Twenty-five years ago, having completed my family-medicine residency, I left Houston to start a two-year stint practicing in a remote village of fewer than 2,000 souls in the Appalachian Mountains of Ohio.
The day I arrived at my new workplace (a two-person practice in the only clinic for fifty miles), my new colleague Dr. Jones told me that she was leaving the next day on a two-week vacation.
Hearing this, I felt anxious, to say the least. I'd expected her to take time off, but so soon? Also, not only were this Appalachian town and its folks completely unknown to me, and vice-versa, but I was the first Asian physician to come to those parts.
Scott Janssen ~
"You need to get here now!" The nurse whispers anxiously. It's after midnight. One of our hospice patients has just died at home, and her husband is threatening to shoot himself when the funeral home shows up.
"Has the funeral home been called?" I ask.
"Does he have a gun or weapon?"
"We're out in the country. There are deer heads on the wall."
I try not to stereotype, but deer heads are a giveaway. There are probably lots of guns.
Allie Gips ~
Winter in New England and
night replaces afternoon, darkness wraps the streets while we are all still inside.
There are no windows in the Emergency Department anyway
except of course the window into this city--the stream of women with bruised arms
and orbits that they will not explain, the revolving door of opiate addicts
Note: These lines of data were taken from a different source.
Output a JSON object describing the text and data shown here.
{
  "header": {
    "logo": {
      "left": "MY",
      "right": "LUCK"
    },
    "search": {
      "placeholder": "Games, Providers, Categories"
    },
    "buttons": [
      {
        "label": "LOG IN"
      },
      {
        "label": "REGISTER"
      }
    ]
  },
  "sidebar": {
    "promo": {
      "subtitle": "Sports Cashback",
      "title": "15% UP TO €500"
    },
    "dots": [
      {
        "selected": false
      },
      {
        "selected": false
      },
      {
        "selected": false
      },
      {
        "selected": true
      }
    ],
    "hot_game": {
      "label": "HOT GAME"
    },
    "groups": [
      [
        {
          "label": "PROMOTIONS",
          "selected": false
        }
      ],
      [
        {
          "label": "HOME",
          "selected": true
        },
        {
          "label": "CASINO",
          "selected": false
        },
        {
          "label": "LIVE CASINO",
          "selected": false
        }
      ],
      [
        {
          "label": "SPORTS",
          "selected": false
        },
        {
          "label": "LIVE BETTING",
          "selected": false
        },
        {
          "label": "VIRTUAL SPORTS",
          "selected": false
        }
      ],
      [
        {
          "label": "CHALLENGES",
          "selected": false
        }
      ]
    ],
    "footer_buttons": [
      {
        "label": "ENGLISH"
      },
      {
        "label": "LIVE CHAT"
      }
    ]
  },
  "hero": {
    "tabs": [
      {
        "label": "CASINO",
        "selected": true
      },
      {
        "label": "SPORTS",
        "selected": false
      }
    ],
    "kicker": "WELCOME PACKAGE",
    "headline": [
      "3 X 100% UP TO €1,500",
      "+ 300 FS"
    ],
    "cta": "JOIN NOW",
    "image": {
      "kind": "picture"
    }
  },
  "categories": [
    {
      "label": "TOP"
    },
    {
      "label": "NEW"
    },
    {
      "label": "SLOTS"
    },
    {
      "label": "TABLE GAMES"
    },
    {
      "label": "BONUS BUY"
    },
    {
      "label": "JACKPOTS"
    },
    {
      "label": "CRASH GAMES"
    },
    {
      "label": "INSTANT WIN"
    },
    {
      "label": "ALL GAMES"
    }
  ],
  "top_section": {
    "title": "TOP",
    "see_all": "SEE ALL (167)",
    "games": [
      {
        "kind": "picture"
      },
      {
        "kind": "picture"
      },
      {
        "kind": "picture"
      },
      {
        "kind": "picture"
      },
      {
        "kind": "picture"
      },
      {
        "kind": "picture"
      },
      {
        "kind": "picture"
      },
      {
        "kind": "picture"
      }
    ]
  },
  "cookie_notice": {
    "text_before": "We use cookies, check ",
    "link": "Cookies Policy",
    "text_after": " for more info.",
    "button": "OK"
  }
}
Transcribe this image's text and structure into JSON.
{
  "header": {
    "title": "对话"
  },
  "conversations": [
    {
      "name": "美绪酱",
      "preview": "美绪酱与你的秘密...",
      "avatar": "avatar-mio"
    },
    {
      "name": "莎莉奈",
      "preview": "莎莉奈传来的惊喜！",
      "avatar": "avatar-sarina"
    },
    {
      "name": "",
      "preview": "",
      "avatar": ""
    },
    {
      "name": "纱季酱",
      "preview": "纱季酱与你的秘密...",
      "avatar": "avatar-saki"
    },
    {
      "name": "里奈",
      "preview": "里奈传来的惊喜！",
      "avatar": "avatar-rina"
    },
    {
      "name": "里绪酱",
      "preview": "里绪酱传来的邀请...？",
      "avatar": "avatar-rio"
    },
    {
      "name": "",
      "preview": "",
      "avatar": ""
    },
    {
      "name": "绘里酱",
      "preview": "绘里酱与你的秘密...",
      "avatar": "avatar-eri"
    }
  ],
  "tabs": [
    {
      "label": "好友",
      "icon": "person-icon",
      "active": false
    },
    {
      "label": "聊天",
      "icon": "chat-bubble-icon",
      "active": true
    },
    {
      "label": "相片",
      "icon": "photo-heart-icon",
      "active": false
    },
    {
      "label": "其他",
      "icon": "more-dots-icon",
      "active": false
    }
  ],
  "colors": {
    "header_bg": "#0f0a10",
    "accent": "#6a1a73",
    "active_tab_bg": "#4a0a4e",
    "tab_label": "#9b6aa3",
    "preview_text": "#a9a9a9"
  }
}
nodding off, crying out, praying for forgiveness, the chronic-pain patients who rip
apart all of your idealism and ambition, trade it in for a one-time hit of oxy.